It is believed that the construction of the city of Machu Picchu was started around 1440, under the leadership of Pachacuteq. Until the Spanish conquest of the area in 1532, the city was inhabited. Scientists do not agree on the function of the city. Because the city is so inaccessible, it is believed that the city had no average function. It is often believed that Machu Picchu was a country retreat for kings and other high-ranking people. The city has many residences for nobles, and a few homes for their servants. Around 750 people could stay in the city. During the rainy season, if there were no kings present, there would have been far fewer people in Machu Picchu. When the Spaniards defeated the empire of the Inca, the regular migration to and from Machu Picchu by nobles stopped and the city became deserted.
According to some, the city would have been a fortress in defense of the Inca Empire. After the Spanish conquest, there was no longer any need for the Incas to keep coming. Not everyone agrees with this statement, because the location of the city does not make it plausible that the Inca Empire was defended from there. Moreover, there were too few homes for pedestrians.
According to a third theory, Machu Picchu would have been mainly intended for collecting coca leaves, because it is located at a point from which many plantations were accessible. But even after the Spanish conquest, the coca continued to play an important role in the area, so that this theory does not explain that the city was abandoned.

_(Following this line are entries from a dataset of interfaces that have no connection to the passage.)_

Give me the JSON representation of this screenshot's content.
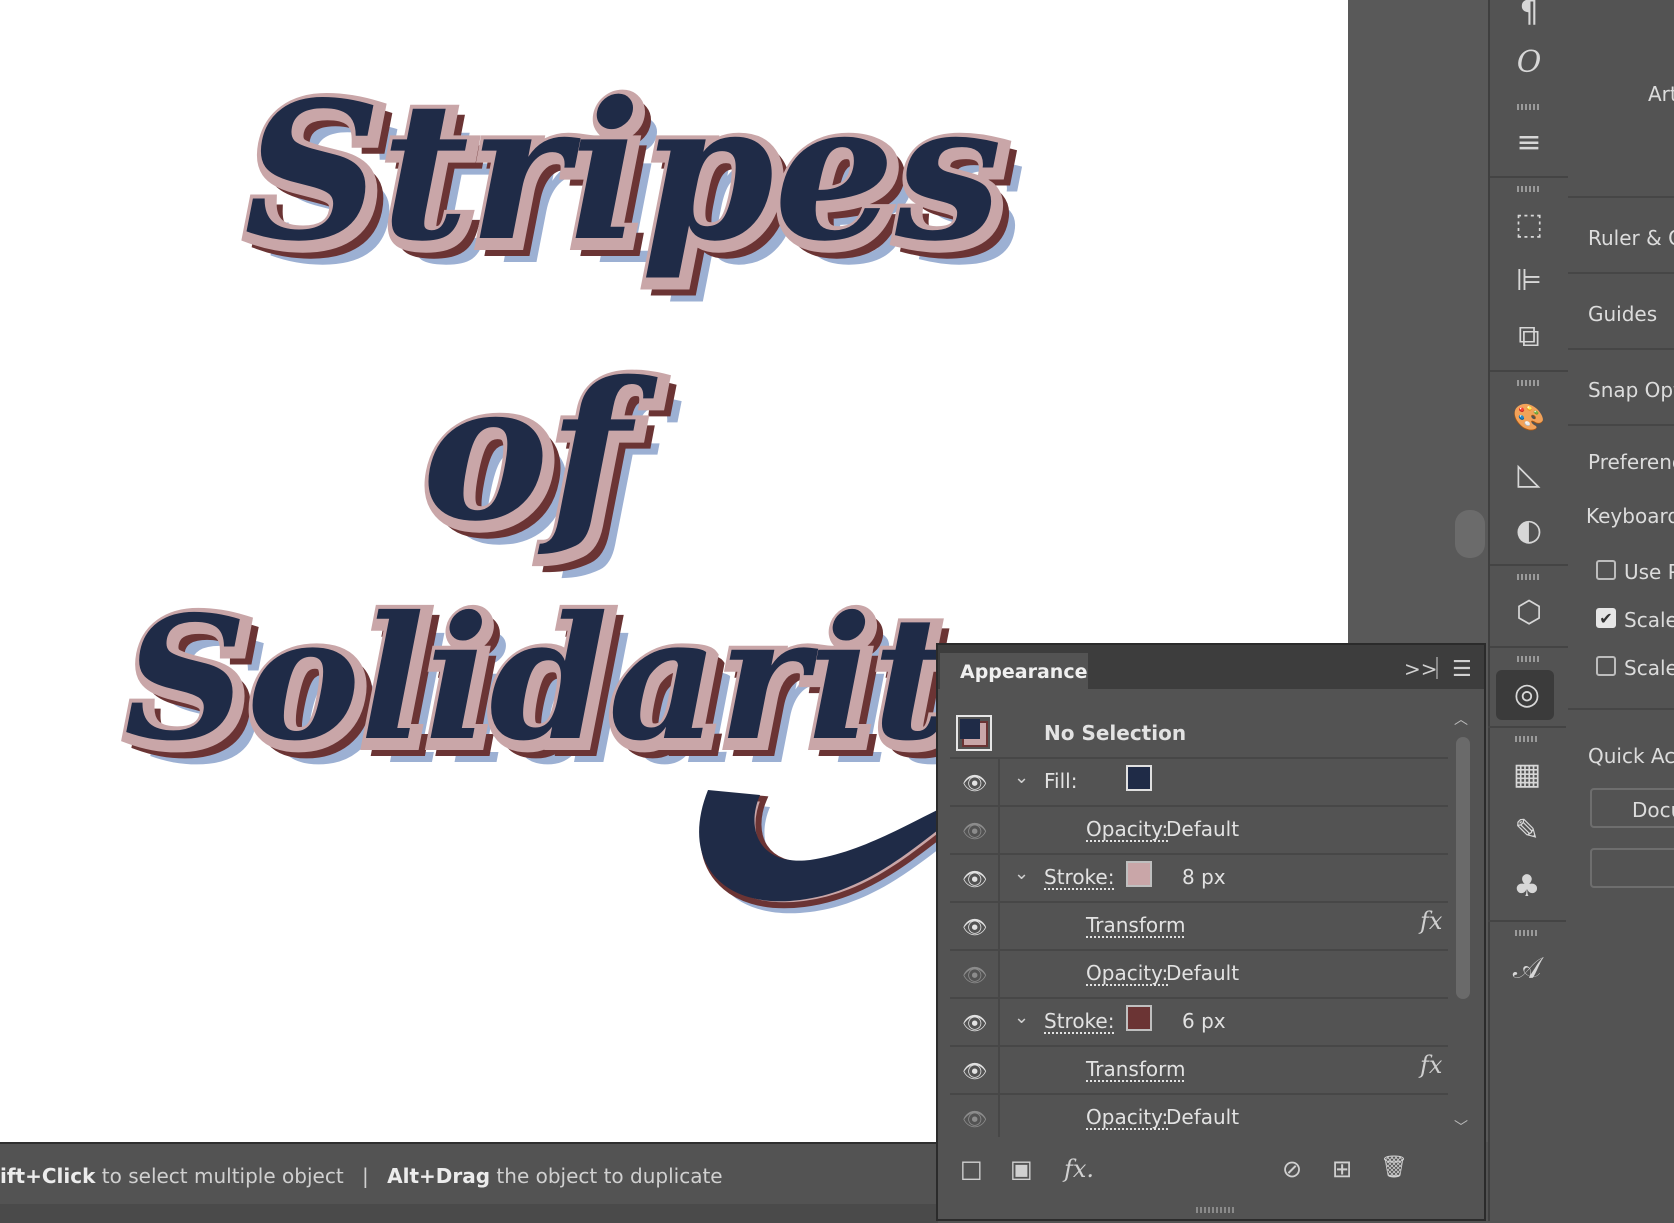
{
  "artwork": {
    "line1": "Stripes",
    "line2": "of",
    "line3": "Solidarity",
    "colors": {
      "fill": "#1f2b47",
      "stroke_light": "#c9a6a8",
      "stroke_dark": "#6b3434",
      "shadow": "#9cb0d3"
    }
  },
  "toolbar": {
    "icons": [
      "paragraph-icon",
      "opentype-icon",
      "align-lines-icon",
      "transform-icon",
      "align-icon",
      "pathfinder-icon",
      "color-palette-icon",
      "gradient-icon",
      "transparency-icon",
      "3d-cube-icon",
      "appearance-icon",
      "swatches-icon",
      "brushes-icon",
      "symbols-icon",
      "character-styles-icon"
    ],
    "glyphs": [
      "¶",
      "O",
      "≡",
      "⬚",
      "⊫",
      "⧉",
      "🎨",
      "◺",
      "◐",
      "⬡",
      "◎",
      "▦",
      "✎",
      "♣",
      "𝒜"
    ]
  },
  "properties": {
    "artboards_label": "Art",
    "ruler_label": "Ruler & G",
    "guides_label": "Guides",
    "snap_label": "Snap Opti",
    "preferences_label": "Preferenc",
    "keyboard_label": "Keyboard",
    "use_preview_label": "Use P",
    "scale_corners_label": "Scale",
    "scale_strokes_label": "Scale",
    "quick_actions_label": "Quick Act",
    "document_button": "Docu"
  },
  "status": {
    "shift_click": "ift+Click",
    "shift_click_text": " to select multiple object",
    "divider": "|",
    "alt_drag": "Alt+Drag",
    "alt_drag_text": " the object to duplicate"
  },
  "appearance": {
    "tab_title": "Appearance",
    "expand_glyph": ">>",
    "menu_glyph": "☰",
    "selection_label": "No Selection",
    "rows": {
      "fill_label": "Fill:",
      "fill_color": "#1f2b47",
      "opacity1_label": "Opacity:",
      "opacity1_value": "Default",
      "stroke1_label": "Stroke:",
      "stroke1_color": "#c9a6a8",
      "stroke1_value": "8 px",
      "transform1_label": "Transform",
      "opacity2_label": "Opacity:",
      "opacity2_value": "Default",
      "stroke2_label": "Stroke:",
      "stroke2_color": "#6b3434",
      "stroke2_value": "6 px",
      "transform2_label": "Transform",
      "opacity3_label": "Opacity:",
      "opacity3_value": "Default",
      "fx_glyph": "fx"
    },
    "footer": {
      "add_stroke": "□",
      "add_fill": "▣",
      "fx": "fx.",
      "clear": "⊘",
      "duplicate": "⊞",
      "delete": "🗑"
    }
  }
}
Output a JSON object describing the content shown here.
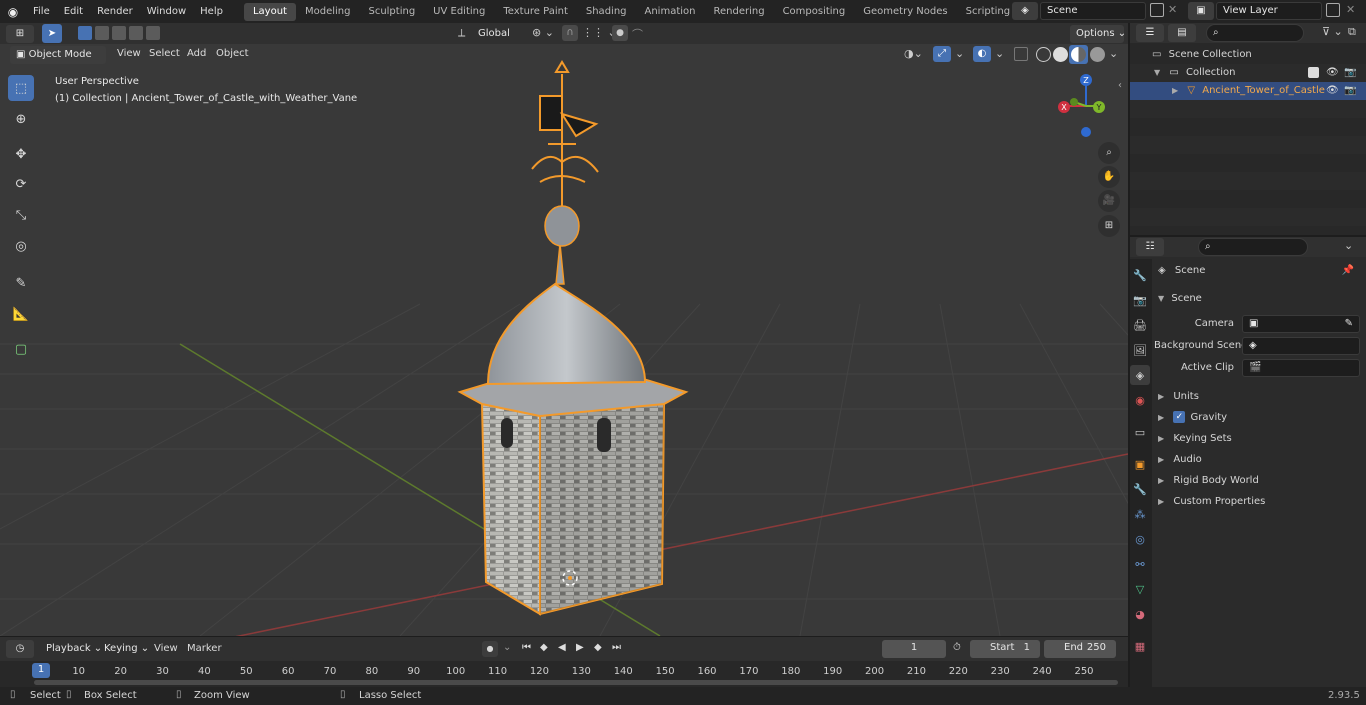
{
  "topbar": {
    "menus": [
      "File",
      "Edit",
      "Render",
      "Window",
      "Help"
    ],
    "workspaces": [
      "Layout",
      "Modeling",
      "Sculpting",
      "UV Editing",
      "Texture Paint",
      "Shading",
      "Animation",
      "Rendering",
      "Compositing",
      "Geometry Nodes",
      "Scripting"
    ],
    "active_workspace": "Layout",
    "scene_name": "Scene",
    "view_layer": "View Layer"
  },
  "viewport_header": {
    "mode": "Object Mode",
    "menus": [
      "View",
      "Select",
      "Add",
      "Object"
    ],
    "orientation": "Global",
    "options_label": "Options"
  },
  "viewport": {
    "perspective_label": "User Perspective",
    "collection_label": "(1) Collection | Ancient_Tower_of_Castle_with_Weather_Vane",
    "gizmo": {
      "x": "X",
      "y": "Y",
      "z": "Z"
    }
  },
  "outliner": {
    "scene_collection": "Scene Collection",
    "collection": "Collection",
    "object": "Ancient_Tower_of_Castle"
  },
  "properties": {
    "header_title": "Scene",
    "panel_title": "Scene",
    "fields": [
      {
        "label": "Camera"
      },
      {
        "label": "Background Scene"
      },
      {
        "label": "Active Clip"
      }
    ],
    "subpanels": [
      "Units",
      "Gravity",
      "Keying Sets",
      "Audio",
      "Rigid Body World",
      "Custom Properties"
    ],
    "gravity_checked": true
  },
  "timeline": {
    "menus": [
      "Playback",
      "Keying",
      "View",
      "Marker"
    ],
    "current_frame": "1",
    "start_label": "Start",
    "start_value": "1",
    "end_label": "End",
    "end_value": "250",
    "ticks": [
      "1",
      "10",
      "20",
      "30",
      "40",
      "50",
      "60",
      "70",
      "80",
      "90",
      "100",
      "110",
      "120",
      "130",
      "140",
      "150",
      "160",
      "170",
      "180",
      "190",
      "200",
      "210",
      "220",
      "230",
      "240",
      "250"
    ]
  },
  "statusbar": {
    "select": "Select",
    "box_select": "Box Select",
    "zoom_view": "Zoom View",
    "lasso_select": "Lasso Select",
    "version": "2.93.5"
  },
  "colors": {
    "accent": "#4772b3",
    "selection_orange": "#f39a2b",
    "viewport_bg": "#393939"
  }
}
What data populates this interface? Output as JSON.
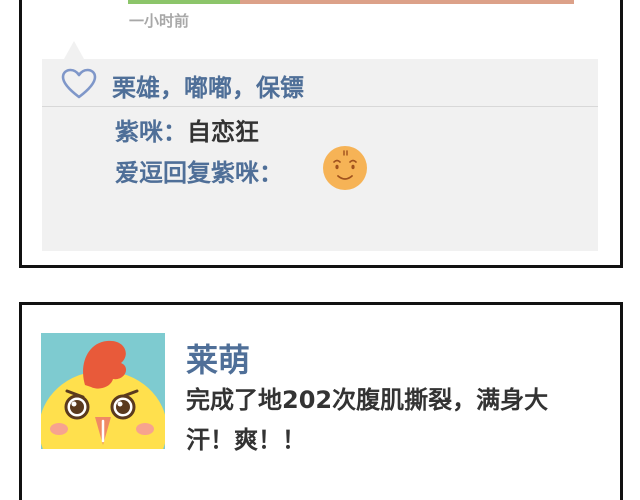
{
  "top_post": {
    "timestamp": "一小时前",
    "likes": "栗雄，嘟嘟，保镖",
    "comments": [
      {
        "author": "紫咪：",
        "text": "自恋狂"
      },
      {
        "author": "爱逗回复紫咪：",
        "text": "",
        "emoji": "smiling-face-emoji"
      }
    ]
  },
  "bottom_post": {
    "name": "莱萌",
    "text": "完成了地202次腹肌撕裂，满身大汗！爽！！",
    "avatar": "cartoon-yellow-chick-avatar"
  },
  "colors": {
    "name_blue": "#4f6f98",
    "comment_bg": "#f1f1f1",
    "body_text": "#333333",
    "timestamp_gray": "#a8a8a8",
    "avatar_bg": "#7ecbd0",
    "chick_yellow": "#ffe04d",
    "crest_red": "#e85a3a",
    "emoji_orange": "#f6b356"
  },
  "icons": {
    "heart": "heart-outline-icon",
    "emoji": "smiling-face-emoji"
  }
}
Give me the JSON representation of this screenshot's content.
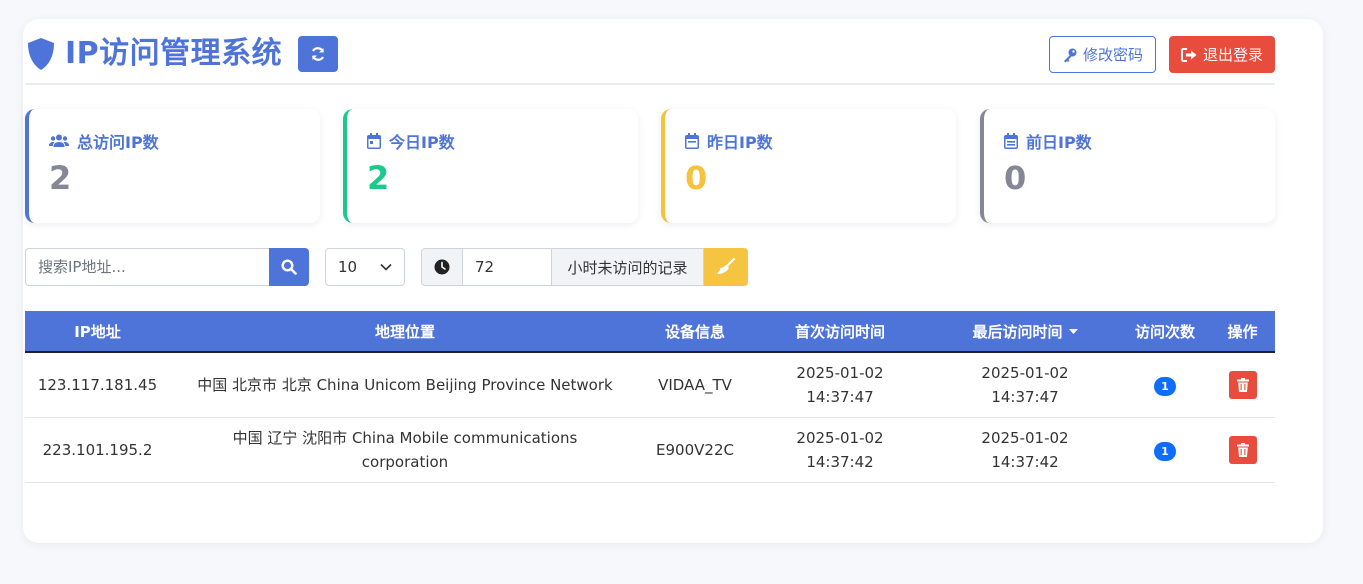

Recently, it was established that in 1867 the German prospector and timber merchant Augusto Berns found and plundered the mountain city, with the permission of the Peruvian government. Berns sold the historical treasures to European museums. In 1911, the historian Hiram Bingham conducted a study of the Inca trails in the vicinity of the city. During this study trip he rediscovered Machu Picchu. The city gained wide notoriety in 1913 when the National Geographic dedicated an entire song to Machu Picchu. In 1983, the city was included in the UNESCO World Heritage List.
Hotel pickup in Cusco on Day 1
Bus Cusco - Mollepata & Bus Ollantaytambo - Cusco
Entrée Trail and Machu Picchu
Two-hour guided tour in Machu Picchu
Camping equipment (tent and insulating mat)
Donkeys for the camping equipment
Meals (4x breakfast, 4x lunch, 4x dinner)
Official English-speaking guide and cook
First aid kit and oxygen (only for emergencies)
Train tickets Aguas Calientes - Ollantaytambo
Boiled water during meals and snacks
Briefing before the start of the trek
Breakfast on day 1 & lunch and dinner on day 5
Entrance to Huayna Picchu (extra $15)
Sleeping bag (can be rented through us)
Walking sticks (can be rented through us)
Extra mat for more comfort
Personal gear Carriers
Tour in Llaqtapata (not included as standard)
Taxi between Santa Teresa and Hidroeléctrica
Train ticket between Hidroeléctrica and Aguas Calientes
The buses between Aguas Calientes and Machu Picchu